# [PROBLEM REQUIREMENTS]
In the listing below, find every line containing "content" and copy it out.

# [DATA LISTING]
%%
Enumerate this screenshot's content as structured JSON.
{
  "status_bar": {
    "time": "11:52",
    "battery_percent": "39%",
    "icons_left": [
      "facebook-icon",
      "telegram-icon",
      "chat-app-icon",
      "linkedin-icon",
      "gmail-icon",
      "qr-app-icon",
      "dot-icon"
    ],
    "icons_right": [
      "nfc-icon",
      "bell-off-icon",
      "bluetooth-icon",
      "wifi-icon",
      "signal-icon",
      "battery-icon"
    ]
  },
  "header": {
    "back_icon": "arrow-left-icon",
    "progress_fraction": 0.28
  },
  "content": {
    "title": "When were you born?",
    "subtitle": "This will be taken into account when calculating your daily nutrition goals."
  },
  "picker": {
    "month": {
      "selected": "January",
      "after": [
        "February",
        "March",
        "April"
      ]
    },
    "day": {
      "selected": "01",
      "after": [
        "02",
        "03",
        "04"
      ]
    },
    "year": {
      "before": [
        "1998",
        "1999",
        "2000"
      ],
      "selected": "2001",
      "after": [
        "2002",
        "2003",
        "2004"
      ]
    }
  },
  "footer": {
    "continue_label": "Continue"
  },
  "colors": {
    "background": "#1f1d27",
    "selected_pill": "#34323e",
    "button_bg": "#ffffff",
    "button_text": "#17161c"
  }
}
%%
# [RESULT BELOW]
Enumerate this screenshot's content as structured JSON.
  "content": {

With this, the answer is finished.